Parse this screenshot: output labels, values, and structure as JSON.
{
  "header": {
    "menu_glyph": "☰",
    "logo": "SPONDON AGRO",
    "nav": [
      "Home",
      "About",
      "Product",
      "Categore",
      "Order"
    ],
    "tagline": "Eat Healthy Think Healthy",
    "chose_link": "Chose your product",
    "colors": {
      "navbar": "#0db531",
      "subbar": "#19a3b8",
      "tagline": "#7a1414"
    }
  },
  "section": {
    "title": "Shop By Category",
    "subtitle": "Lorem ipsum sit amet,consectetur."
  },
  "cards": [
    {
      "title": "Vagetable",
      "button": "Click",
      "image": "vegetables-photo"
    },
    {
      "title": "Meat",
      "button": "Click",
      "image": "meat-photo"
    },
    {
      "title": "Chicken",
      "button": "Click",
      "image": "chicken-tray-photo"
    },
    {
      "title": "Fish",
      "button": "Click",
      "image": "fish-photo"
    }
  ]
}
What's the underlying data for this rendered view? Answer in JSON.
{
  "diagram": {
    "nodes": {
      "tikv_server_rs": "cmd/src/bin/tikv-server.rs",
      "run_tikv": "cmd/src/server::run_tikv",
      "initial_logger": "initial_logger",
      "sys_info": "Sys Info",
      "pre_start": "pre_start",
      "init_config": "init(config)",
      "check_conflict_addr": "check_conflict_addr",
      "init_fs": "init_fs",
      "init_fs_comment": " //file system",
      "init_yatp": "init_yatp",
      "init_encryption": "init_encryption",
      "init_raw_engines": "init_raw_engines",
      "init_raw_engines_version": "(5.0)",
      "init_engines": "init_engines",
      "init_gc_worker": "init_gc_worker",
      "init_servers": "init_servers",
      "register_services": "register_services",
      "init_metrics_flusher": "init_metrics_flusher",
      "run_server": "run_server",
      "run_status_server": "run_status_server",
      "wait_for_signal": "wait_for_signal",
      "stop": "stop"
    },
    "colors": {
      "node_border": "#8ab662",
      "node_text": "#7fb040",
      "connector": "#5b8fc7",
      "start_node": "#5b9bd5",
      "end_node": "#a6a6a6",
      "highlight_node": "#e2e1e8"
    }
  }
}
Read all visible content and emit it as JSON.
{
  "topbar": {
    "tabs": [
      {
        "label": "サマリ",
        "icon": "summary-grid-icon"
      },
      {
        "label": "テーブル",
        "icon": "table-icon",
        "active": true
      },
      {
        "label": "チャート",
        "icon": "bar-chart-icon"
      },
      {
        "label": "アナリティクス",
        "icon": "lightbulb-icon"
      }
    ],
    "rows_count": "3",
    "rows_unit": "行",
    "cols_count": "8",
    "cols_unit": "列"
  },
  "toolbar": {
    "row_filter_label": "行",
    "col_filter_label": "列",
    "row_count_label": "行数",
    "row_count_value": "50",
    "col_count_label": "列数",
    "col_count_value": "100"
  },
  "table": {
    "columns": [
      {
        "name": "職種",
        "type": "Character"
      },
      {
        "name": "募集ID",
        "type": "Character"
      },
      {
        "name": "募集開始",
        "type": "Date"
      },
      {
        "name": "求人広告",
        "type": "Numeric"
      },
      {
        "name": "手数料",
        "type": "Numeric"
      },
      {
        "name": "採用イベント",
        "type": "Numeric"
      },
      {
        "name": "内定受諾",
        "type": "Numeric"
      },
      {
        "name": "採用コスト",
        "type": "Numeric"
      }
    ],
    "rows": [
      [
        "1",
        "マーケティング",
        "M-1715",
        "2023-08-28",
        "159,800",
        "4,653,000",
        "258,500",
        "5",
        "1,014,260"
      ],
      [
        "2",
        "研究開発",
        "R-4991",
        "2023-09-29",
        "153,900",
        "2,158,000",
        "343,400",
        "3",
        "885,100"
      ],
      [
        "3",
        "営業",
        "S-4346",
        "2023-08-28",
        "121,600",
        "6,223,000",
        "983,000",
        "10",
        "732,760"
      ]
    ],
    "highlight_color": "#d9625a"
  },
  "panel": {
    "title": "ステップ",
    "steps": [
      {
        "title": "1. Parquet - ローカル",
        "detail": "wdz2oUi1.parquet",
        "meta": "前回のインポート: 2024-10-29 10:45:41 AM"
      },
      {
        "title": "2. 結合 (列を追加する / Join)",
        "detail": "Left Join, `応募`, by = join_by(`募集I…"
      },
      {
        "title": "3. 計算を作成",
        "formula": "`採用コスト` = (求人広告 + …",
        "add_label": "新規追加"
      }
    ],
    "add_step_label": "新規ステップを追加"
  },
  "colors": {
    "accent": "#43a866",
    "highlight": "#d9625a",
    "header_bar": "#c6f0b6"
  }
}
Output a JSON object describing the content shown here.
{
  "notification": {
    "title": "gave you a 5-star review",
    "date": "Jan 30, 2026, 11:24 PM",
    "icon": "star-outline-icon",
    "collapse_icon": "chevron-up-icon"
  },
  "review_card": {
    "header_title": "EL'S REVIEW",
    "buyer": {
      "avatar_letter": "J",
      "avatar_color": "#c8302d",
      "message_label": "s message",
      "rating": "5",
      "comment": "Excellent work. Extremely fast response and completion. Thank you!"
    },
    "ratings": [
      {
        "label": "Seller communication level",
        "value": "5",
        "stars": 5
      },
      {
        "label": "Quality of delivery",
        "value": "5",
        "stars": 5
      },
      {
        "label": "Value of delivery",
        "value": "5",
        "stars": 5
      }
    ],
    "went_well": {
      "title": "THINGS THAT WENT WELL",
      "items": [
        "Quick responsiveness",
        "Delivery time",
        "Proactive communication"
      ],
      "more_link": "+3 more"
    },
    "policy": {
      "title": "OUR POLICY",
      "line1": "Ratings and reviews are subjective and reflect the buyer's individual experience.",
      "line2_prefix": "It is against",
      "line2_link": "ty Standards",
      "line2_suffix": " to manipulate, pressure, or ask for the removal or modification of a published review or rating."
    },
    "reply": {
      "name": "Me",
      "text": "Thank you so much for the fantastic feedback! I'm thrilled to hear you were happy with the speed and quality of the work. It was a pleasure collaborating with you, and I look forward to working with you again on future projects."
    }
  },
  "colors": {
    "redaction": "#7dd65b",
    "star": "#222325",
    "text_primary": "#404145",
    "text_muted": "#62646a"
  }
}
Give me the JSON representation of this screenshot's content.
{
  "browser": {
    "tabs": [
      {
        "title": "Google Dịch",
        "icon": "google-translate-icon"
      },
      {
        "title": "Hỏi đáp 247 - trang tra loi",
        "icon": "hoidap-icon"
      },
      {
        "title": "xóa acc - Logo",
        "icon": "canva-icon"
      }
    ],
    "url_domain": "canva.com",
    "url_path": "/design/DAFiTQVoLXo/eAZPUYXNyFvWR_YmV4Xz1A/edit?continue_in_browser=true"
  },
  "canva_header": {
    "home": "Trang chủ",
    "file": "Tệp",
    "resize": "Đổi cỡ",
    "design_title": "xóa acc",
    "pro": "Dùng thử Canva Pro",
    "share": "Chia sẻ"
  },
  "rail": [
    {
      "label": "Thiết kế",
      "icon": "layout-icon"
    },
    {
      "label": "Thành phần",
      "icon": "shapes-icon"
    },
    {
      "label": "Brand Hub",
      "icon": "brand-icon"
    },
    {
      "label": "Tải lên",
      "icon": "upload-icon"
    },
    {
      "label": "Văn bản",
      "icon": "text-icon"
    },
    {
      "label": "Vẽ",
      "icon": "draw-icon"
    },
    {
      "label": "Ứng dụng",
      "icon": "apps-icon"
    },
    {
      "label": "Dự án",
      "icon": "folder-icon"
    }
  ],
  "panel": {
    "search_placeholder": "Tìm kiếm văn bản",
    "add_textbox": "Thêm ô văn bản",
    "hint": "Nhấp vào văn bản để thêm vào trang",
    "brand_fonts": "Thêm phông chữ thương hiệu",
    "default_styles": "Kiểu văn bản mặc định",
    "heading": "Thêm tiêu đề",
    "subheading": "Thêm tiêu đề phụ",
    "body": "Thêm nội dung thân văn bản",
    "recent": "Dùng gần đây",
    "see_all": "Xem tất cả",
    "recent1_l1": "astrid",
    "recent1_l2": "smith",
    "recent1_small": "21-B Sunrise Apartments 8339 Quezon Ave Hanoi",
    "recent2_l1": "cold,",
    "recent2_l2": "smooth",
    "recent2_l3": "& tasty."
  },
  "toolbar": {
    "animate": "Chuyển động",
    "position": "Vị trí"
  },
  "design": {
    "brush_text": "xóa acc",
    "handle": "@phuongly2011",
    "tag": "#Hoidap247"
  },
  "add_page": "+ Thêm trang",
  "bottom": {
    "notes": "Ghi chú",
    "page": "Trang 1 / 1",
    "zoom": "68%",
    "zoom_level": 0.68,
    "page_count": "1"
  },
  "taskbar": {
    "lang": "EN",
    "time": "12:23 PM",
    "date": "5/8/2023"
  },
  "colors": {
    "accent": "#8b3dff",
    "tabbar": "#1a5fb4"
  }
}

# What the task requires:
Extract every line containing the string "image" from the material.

# Completed task:
      "image": "vegetables-photo"
      "image": "meat-photo"
      "image": "chicken-tray-photo"
      "image": "fish-photo"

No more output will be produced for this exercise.